“As Christians, we believe in a sovereign, omnipotent, omniscient God who rules and reigns in all the details of history. We believe that He created all the earth and its inhabitants for His divine purposes. Therefore, all of history glorifies Him and teaches us something about Him. Knowing history helps people to know our origins and sense our destiny. It humbles us, reminding us that we are creatures, finite, small, and completely in God’s power. We do not deny that human beings have free will, nor that our choices are real, and have real consequences. But, in our modern world where  we seem to have so much control, it is important for our children to learn that their lives are to fit into God’s plan, not that they are only required
to "make room" in their busy lives for Him.”
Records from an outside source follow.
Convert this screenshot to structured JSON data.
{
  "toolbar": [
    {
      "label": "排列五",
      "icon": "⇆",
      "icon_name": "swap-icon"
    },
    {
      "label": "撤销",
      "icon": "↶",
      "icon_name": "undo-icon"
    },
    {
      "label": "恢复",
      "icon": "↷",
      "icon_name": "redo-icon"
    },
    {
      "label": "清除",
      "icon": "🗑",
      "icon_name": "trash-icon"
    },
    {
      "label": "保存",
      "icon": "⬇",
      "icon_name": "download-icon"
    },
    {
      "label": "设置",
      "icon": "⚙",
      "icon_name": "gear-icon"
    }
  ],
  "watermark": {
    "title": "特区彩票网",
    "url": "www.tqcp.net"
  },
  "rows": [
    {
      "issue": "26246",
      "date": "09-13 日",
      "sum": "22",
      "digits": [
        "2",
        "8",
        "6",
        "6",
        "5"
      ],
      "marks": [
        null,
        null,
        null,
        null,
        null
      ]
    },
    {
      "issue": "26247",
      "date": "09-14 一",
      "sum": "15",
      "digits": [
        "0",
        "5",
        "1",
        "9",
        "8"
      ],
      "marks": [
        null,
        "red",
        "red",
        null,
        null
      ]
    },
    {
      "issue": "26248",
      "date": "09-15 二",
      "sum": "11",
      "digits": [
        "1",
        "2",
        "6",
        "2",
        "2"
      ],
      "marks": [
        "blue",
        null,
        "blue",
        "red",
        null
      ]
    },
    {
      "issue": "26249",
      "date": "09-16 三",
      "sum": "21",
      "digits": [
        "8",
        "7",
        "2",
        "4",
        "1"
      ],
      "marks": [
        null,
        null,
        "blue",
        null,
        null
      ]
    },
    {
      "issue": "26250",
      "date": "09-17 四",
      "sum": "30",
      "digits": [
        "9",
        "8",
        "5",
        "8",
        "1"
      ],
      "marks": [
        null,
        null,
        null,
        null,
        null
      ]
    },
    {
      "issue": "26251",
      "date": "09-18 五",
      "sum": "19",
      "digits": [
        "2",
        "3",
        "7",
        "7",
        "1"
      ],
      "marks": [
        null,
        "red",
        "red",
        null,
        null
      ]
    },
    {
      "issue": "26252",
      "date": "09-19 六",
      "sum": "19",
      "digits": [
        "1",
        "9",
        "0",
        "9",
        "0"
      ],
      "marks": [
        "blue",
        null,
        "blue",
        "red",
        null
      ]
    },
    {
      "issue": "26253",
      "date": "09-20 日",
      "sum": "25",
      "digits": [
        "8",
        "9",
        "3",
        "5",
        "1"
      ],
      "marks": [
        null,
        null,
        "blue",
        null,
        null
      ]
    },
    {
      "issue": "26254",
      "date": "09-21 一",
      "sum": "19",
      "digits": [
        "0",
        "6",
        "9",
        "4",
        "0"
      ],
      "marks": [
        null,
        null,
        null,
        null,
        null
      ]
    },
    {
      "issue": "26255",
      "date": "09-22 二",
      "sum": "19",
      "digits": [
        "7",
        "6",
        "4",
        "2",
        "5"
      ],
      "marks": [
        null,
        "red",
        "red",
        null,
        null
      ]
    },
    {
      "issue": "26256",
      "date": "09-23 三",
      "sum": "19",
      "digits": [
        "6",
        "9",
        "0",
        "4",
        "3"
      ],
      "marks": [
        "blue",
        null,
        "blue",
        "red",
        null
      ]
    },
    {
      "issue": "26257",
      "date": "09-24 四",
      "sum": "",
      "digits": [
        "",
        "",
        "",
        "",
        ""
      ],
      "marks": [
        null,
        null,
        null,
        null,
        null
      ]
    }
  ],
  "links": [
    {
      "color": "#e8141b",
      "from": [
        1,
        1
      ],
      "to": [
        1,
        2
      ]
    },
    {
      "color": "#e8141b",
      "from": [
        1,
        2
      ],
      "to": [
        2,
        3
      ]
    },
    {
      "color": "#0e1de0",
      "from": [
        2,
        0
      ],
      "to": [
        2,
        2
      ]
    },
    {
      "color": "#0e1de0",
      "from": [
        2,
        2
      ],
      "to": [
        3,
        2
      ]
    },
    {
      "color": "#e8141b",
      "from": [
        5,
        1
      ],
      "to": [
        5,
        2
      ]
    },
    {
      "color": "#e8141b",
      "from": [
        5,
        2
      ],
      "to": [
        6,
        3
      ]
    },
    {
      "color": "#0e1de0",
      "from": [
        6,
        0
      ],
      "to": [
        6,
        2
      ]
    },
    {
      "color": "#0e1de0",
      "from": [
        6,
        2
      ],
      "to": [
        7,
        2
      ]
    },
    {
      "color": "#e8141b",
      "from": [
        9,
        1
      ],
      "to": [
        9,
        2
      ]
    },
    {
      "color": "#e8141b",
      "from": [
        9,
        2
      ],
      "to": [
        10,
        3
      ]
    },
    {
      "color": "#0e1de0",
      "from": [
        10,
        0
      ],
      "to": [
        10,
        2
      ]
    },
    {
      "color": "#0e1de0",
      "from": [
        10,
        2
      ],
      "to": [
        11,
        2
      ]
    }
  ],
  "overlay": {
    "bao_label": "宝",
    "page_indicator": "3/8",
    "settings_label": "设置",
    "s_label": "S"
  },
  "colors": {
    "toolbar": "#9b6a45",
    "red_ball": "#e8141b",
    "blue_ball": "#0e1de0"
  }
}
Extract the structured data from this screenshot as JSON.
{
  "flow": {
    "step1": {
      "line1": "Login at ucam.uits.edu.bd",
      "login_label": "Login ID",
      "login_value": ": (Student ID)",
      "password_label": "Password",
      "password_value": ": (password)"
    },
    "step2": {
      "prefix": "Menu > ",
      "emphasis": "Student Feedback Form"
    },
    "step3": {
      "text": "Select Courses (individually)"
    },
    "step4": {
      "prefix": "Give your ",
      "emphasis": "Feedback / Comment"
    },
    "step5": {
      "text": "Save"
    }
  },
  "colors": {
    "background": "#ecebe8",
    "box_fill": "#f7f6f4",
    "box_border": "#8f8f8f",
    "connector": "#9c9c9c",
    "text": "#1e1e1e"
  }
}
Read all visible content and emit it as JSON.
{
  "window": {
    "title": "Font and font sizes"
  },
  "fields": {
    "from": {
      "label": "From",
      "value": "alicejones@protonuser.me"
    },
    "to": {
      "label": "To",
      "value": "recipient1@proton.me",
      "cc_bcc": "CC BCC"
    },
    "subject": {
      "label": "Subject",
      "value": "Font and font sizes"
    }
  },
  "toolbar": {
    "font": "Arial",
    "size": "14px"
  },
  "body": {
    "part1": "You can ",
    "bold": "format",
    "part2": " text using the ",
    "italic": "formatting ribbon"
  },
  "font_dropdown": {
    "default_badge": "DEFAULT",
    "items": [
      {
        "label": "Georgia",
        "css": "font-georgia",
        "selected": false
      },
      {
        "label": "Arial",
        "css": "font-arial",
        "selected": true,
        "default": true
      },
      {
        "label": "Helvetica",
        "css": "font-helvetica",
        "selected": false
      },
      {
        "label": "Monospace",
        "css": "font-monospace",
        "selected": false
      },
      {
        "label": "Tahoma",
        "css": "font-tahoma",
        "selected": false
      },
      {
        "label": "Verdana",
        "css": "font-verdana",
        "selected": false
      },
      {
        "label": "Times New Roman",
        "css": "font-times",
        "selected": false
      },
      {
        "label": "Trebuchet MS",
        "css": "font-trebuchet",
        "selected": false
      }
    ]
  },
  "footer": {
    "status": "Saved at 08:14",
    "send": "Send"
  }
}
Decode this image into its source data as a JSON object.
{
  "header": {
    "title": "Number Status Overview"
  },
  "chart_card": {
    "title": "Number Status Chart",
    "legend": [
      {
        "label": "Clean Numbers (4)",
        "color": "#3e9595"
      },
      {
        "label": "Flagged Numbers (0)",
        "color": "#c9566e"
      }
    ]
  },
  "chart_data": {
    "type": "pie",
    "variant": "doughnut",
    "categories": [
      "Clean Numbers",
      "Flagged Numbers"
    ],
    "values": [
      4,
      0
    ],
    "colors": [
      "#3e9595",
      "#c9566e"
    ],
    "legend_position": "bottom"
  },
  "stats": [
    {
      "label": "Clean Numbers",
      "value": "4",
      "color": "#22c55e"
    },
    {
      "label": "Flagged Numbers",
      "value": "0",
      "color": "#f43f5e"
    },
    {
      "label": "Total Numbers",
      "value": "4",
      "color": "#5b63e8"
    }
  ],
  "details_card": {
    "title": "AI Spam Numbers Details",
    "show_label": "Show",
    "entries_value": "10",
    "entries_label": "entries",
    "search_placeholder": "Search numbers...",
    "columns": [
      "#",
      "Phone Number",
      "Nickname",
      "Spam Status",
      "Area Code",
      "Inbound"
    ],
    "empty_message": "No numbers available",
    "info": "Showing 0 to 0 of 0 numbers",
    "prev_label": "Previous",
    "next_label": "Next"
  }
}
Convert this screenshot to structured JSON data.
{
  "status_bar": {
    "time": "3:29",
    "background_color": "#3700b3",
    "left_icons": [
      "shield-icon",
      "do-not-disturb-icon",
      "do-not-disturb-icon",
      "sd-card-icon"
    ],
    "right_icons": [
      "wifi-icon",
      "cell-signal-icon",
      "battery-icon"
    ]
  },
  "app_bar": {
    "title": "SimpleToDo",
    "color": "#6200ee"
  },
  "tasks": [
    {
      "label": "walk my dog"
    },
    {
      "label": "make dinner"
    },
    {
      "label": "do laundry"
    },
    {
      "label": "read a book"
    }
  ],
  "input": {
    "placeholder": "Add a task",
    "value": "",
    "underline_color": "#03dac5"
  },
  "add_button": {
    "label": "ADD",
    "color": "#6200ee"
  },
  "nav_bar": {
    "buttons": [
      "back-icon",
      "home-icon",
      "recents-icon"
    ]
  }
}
The rest of our philosopy can be summarized here:
  • Children are naturally curious and this should be encouraged and nurtured, never sacrificing this curiosity to stay “on schedule.”
  • Children in the early elementary years are in the “grammar stages” of learning: they are learning the details of academic subjects – facts, lists, rules, etc.
  • Education should create children who want to learn, know how to learn, and can communicate what they learn to others.
  • Use living books as much as possible.
I try to keep these points front-and-center as I plan our year, month and week. I don't always get it all right -- I am very black-and-white and sometimes get stressed out if we stay on a topic too long or don't finish our week's plan as scheduled -- but I do try and more importantly, I pray and ask for God's grace to wash over my mistakes.
Our Mission Statement

I mentioned Debra Bell's book, which jump started my heart, mind, and soul to consider and pursue a homeschool lifestyle for our family. She clearly articulated many incredibly wonderful reasons for homeschooling her four children, and I like it so much, I created a similar Mission/ Goal statement for our homeschool:

  1. To bring glory to God
  2. To provde an excellent education for our children
  3. To foster a close, trusting, caring relationship with our children
  4. To build godly character in all we do
I'm in my 3rd 8th legal year of homeschooling (in my state, kindergarten is not a requirement), but 9th year overall, I can comfortably say that homeschooling is not just an educational process for the children, but it is a spiritual journey for the educators as well. I am constantly confronted with faults in my own actions and character that I know God wants me to work on. The fruits of the spirit are always being worked on in my life. I am constantly having to trust God with my family, my actions, my choices. I can say without a doubt that I could not homeschool my children without Christ as my strength.

(Well, I could do it without Him, but it sure would be ugly.)